• TASK REQUIREMENTS
Report each line of the data below in which "headline" appears.

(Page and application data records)
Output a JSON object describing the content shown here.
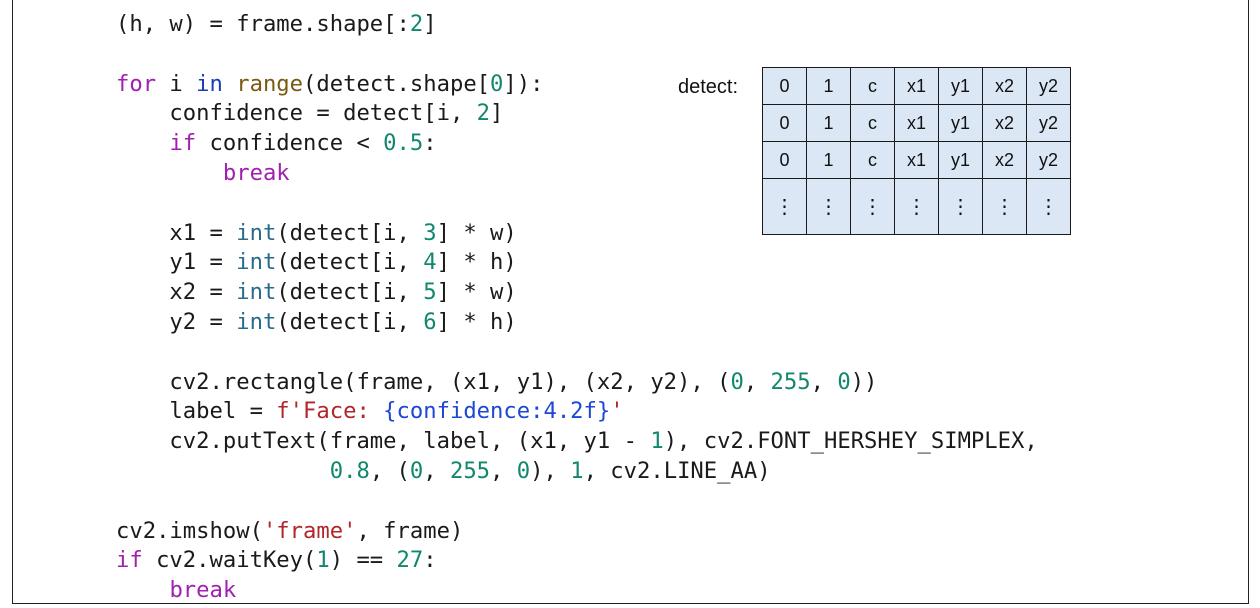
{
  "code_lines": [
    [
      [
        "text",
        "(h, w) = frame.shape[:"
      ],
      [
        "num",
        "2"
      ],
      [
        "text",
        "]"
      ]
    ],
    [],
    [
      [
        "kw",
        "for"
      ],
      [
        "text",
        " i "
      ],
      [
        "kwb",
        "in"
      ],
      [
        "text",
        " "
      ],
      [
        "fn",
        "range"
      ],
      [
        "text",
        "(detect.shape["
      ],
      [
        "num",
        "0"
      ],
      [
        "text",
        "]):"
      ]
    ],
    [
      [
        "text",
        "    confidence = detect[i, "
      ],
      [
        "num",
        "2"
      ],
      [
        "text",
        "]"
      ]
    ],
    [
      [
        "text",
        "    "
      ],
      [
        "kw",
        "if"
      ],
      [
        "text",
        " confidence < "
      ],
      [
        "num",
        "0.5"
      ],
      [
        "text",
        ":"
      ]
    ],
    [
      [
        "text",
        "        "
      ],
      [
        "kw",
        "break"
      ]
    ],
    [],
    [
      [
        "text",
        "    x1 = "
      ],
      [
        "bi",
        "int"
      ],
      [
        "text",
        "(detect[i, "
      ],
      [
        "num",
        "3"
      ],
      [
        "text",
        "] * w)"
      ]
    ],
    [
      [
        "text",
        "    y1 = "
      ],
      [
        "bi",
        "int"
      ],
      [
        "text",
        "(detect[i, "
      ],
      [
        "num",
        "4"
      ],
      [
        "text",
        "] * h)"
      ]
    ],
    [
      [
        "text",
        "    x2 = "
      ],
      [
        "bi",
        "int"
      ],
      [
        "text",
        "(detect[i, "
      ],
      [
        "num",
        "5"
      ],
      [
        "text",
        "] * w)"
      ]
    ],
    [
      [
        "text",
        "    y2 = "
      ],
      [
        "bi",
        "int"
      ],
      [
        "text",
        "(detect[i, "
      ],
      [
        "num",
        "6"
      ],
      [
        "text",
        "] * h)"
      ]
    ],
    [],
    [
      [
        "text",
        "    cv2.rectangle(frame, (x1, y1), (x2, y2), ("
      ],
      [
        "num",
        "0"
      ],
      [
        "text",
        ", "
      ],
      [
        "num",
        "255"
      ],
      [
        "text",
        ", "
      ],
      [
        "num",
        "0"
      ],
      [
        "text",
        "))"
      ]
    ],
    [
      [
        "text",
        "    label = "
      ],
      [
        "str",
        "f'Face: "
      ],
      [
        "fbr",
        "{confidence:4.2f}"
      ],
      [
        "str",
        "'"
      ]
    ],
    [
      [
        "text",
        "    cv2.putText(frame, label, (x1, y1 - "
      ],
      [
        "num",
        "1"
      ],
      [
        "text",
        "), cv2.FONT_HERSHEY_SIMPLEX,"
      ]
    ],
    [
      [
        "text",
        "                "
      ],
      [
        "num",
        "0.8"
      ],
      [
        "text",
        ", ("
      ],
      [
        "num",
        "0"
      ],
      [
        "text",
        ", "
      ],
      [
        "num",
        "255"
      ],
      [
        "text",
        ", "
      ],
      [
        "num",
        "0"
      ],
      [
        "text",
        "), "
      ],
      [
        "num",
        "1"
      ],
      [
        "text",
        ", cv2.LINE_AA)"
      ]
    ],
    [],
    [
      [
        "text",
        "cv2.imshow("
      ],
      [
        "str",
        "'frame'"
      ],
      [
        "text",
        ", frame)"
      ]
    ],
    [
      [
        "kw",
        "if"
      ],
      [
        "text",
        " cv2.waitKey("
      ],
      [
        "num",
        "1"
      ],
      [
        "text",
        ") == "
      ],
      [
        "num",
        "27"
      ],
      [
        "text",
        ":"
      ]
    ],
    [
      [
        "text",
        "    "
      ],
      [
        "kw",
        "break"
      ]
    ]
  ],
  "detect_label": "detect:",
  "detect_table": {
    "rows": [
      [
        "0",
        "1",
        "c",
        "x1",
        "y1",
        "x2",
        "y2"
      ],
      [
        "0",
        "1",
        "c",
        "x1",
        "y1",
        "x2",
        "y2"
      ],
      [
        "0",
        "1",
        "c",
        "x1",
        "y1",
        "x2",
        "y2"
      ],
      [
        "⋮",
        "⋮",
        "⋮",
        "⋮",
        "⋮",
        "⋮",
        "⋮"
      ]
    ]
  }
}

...

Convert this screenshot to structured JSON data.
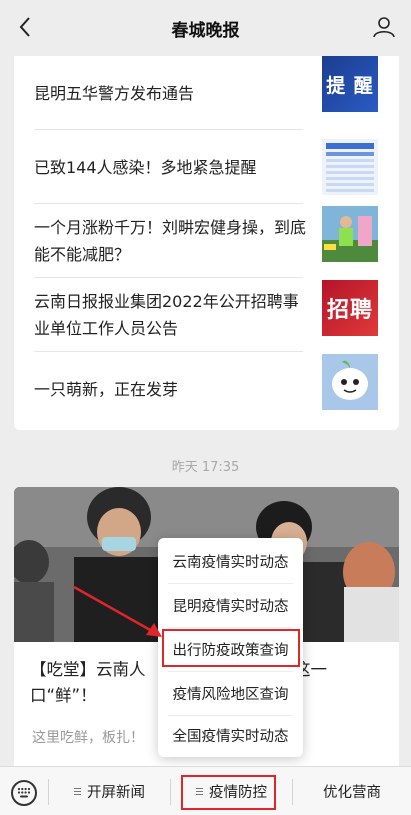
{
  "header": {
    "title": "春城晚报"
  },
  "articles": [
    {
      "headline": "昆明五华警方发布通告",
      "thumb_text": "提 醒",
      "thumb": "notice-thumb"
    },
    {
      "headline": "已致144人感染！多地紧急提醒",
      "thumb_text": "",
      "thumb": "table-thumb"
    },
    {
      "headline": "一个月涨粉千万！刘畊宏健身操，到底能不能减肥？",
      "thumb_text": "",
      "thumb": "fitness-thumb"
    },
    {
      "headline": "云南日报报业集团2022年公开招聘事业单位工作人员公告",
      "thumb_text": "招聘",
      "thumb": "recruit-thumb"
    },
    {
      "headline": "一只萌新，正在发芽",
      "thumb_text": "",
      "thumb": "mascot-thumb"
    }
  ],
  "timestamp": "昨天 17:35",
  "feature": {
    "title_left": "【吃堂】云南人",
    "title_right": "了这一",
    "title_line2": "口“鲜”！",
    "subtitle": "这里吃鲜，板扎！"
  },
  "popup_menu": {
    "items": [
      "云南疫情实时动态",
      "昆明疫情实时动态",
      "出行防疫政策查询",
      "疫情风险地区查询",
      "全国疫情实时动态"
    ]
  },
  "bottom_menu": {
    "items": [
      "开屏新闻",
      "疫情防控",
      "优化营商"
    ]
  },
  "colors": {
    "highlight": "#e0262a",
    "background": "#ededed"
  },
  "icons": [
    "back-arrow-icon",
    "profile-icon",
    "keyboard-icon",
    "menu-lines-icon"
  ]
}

• RESPONSE
      "headline": "昆明五华警方发布通告",
      "headline": "已致144人感染！多地紧急提醒",
      "headline": "一个月涨粉千万！刘畊宏健身操，到底能不能减肥？",
      "headline": "云南日报报业集团2022年公开招聘事业单位工作人员公告",
      "headline": "一只萌新，正在发芽",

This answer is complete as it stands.